> RECORDS FOR THE EXERCISE:

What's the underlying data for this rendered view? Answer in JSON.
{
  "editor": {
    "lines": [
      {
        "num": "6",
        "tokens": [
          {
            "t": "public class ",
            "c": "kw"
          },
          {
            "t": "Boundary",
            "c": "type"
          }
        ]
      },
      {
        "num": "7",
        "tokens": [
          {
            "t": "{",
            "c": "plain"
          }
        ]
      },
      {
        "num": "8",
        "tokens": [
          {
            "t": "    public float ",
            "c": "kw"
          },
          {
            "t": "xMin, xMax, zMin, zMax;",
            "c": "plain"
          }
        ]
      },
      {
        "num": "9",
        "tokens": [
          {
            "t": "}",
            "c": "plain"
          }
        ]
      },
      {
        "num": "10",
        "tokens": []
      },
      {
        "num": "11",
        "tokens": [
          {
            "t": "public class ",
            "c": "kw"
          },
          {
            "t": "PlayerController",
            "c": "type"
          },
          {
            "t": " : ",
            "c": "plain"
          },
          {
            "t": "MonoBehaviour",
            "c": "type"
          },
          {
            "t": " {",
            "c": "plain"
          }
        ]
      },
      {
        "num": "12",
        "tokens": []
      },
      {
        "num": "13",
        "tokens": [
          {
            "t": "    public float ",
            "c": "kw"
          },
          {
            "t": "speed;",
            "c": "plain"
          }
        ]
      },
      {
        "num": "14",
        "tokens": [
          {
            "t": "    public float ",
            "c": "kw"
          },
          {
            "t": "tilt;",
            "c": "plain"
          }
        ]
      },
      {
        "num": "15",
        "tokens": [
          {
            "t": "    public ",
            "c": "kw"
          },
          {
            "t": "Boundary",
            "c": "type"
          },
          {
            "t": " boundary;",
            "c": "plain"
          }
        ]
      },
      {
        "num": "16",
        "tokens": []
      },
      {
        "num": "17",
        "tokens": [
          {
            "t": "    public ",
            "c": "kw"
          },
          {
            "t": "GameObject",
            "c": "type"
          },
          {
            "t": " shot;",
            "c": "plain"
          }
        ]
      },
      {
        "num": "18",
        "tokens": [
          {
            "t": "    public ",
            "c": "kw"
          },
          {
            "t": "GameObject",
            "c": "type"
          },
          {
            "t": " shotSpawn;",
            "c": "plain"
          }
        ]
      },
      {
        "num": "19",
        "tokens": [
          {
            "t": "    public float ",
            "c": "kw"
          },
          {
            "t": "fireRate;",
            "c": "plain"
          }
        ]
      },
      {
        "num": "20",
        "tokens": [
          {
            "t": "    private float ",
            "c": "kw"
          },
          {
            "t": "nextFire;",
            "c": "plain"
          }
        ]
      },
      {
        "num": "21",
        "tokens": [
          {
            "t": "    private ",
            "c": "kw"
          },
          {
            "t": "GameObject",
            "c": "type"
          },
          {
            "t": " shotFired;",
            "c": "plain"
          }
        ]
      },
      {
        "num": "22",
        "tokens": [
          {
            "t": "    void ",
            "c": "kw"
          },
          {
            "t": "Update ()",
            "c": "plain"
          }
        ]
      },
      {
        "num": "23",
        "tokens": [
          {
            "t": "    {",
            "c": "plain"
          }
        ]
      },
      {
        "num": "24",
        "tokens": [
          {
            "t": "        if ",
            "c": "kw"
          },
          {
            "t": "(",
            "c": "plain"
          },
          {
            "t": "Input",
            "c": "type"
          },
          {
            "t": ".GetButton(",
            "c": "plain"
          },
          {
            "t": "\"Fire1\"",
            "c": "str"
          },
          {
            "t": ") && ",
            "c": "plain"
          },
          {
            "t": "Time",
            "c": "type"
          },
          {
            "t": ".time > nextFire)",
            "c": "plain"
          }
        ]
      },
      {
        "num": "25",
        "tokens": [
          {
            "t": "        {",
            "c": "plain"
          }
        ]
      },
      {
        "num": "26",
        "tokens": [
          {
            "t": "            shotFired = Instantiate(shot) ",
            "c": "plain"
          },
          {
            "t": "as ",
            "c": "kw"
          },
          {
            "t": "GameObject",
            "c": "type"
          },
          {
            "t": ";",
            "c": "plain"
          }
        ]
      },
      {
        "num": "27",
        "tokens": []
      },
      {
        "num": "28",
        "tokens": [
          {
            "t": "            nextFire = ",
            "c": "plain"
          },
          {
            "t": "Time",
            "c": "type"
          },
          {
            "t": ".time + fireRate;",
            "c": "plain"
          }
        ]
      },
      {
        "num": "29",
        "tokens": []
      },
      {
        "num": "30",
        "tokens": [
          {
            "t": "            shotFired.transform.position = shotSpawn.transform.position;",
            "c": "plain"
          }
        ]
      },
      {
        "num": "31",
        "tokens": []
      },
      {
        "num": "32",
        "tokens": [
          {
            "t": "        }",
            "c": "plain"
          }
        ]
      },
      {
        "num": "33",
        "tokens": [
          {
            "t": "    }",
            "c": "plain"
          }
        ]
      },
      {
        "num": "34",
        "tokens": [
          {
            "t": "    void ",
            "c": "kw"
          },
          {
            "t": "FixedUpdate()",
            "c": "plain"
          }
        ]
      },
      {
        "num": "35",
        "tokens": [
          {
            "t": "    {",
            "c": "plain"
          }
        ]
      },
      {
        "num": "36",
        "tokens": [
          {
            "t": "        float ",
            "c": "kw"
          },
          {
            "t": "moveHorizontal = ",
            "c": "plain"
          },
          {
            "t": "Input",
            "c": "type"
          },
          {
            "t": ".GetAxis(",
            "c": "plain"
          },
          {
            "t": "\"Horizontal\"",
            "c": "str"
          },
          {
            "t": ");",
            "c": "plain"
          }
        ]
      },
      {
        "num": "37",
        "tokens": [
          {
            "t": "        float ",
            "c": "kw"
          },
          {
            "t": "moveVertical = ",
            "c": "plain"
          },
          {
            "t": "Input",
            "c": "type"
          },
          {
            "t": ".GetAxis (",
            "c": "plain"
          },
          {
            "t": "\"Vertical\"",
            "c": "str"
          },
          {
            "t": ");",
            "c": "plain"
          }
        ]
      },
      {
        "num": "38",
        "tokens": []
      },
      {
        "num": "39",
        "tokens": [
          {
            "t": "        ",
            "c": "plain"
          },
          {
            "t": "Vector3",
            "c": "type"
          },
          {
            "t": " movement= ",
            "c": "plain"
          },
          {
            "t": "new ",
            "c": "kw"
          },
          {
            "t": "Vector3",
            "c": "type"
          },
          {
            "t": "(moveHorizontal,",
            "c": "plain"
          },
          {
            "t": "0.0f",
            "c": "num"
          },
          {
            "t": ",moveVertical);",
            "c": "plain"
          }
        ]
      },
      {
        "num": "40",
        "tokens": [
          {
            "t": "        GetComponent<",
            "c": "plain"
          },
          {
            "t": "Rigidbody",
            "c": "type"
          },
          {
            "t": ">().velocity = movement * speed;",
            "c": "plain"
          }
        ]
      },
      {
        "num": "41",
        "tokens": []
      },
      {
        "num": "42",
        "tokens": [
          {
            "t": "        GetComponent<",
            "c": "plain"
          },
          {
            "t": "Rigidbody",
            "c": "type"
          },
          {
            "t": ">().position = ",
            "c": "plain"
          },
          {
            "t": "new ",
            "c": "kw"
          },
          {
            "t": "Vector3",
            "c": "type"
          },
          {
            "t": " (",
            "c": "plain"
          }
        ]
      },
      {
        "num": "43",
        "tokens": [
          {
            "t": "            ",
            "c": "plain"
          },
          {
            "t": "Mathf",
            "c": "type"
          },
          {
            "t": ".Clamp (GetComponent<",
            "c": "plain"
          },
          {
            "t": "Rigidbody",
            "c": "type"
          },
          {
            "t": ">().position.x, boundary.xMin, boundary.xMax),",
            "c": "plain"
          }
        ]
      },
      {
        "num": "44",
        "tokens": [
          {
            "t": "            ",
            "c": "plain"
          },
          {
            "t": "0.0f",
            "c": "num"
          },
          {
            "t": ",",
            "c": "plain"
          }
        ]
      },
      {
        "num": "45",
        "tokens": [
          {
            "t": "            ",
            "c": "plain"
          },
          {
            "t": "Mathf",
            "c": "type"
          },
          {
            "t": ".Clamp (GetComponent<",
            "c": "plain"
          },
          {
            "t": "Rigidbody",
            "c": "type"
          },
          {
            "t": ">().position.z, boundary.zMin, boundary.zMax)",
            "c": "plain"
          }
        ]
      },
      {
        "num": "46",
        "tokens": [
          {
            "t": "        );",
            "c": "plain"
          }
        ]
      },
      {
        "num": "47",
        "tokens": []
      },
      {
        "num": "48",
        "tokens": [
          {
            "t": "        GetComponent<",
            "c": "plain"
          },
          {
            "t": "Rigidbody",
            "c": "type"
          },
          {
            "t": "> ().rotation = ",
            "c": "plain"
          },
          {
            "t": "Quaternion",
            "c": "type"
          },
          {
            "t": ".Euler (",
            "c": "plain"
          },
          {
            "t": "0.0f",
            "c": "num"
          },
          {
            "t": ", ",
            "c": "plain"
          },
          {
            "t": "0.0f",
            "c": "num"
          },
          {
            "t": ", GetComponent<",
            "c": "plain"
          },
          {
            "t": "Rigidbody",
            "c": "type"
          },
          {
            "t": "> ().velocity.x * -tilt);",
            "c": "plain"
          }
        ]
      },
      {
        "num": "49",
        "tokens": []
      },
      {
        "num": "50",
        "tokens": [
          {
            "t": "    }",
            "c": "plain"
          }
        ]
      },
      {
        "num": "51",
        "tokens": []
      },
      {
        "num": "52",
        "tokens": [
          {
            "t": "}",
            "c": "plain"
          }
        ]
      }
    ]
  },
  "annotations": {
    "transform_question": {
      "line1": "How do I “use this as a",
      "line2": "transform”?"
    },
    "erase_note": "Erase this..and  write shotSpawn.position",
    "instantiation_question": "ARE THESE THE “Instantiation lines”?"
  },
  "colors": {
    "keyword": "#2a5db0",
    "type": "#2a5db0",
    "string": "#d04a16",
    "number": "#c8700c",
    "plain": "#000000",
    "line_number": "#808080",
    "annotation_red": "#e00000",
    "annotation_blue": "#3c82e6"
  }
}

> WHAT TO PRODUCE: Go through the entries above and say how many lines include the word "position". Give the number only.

> RESPONSE AREA: 5